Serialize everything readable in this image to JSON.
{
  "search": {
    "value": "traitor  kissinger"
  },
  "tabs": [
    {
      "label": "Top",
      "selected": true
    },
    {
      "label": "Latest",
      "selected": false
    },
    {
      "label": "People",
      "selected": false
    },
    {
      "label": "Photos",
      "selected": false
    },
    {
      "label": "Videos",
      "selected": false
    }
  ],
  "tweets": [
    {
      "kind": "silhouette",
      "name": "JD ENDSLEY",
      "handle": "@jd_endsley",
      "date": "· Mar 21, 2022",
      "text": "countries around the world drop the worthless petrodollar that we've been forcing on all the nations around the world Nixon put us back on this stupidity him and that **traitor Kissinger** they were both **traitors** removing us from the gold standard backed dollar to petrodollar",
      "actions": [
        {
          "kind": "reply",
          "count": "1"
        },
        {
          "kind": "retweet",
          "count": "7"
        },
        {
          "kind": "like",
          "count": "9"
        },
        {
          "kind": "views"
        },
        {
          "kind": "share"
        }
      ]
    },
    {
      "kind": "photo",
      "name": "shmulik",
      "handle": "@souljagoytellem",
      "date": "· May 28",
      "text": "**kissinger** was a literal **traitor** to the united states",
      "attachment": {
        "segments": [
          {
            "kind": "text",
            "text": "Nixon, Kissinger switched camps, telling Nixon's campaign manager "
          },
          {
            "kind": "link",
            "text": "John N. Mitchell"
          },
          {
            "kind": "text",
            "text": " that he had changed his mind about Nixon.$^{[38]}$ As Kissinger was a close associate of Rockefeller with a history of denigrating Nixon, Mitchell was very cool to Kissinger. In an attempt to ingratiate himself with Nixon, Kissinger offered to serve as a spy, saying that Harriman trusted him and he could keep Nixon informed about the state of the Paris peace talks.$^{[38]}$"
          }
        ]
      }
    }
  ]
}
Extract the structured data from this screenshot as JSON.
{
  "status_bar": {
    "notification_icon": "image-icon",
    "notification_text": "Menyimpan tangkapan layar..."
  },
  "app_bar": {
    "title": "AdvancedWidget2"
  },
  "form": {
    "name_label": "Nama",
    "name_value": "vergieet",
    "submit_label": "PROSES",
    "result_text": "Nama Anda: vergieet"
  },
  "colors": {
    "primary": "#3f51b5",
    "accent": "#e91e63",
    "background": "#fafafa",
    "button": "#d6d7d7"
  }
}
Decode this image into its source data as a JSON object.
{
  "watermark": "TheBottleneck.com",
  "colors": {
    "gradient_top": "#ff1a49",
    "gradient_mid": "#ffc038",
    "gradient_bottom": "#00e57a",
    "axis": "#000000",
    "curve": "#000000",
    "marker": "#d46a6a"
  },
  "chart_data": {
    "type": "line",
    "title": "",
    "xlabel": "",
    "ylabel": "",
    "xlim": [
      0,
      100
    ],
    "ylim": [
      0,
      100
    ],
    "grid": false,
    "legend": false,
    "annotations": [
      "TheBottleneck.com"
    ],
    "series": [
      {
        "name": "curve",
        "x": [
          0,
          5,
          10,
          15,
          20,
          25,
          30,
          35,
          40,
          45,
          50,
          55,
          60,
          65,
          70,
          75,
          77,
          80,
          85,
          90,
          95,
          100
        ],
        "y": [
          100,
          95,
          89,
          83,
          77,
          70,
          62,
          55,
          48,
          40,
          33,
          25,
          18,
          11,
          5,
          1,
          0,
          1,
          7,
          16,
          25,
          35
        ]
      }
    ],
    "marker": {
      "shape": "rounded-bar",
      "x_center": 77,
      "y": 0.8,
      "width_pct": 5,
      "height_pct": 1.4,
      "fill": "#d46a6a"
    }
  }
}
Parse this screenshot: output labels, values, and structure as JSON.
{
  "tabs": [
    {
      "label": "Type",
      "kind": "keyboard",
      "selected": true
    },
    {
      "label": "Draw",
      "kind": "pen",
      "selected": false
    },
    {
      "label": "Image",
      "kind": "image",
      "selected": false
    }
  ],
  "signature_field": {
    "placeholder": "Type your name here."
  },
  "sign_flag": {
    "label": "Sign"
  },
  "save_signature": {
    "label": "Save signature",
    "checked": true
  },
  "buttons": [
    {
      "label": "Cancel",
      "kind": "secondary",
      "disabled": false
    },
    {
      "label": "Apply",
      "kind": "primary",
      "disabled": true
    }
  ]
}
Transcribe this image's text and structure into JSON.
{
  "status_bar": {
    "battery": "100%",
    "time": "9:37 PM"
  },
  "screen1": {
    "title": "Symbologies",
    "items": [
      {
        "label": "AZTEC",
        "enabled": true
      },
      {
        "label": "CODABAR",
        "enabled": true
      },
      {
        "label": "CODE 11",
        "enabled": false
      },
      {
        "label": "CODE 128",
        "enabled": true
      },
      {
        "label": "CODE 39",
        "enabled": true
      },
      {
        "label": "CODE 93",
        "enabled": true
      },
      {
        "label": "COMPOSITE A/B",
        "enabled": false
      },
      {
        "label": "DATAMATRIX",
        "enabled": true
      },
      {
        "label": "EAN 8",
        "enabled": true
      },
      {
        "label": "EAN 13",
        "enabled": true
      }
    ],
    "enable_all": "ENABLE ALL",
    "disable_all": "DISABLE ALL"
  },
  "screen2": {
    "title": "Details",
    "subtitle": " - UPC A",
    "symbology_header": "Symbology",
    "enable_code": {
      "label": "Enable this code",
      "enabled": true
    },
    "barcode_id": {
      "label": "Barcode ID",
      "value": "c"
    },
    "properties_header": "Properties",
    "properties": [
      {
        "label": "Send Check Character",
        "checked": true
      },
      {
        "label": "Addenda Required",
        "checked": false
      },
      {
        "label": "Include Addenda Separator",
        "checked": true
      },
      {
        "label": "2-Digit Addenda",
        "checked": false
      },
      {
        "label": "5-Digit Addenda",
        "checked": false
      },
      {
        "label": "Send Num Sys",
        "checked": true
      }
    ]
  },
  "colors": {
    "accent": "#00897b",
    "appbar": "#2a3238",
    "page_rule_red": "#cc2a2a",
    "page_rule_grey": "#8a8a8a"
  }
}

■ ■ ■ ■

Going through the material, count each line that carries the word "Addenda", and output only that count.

Written solution: 4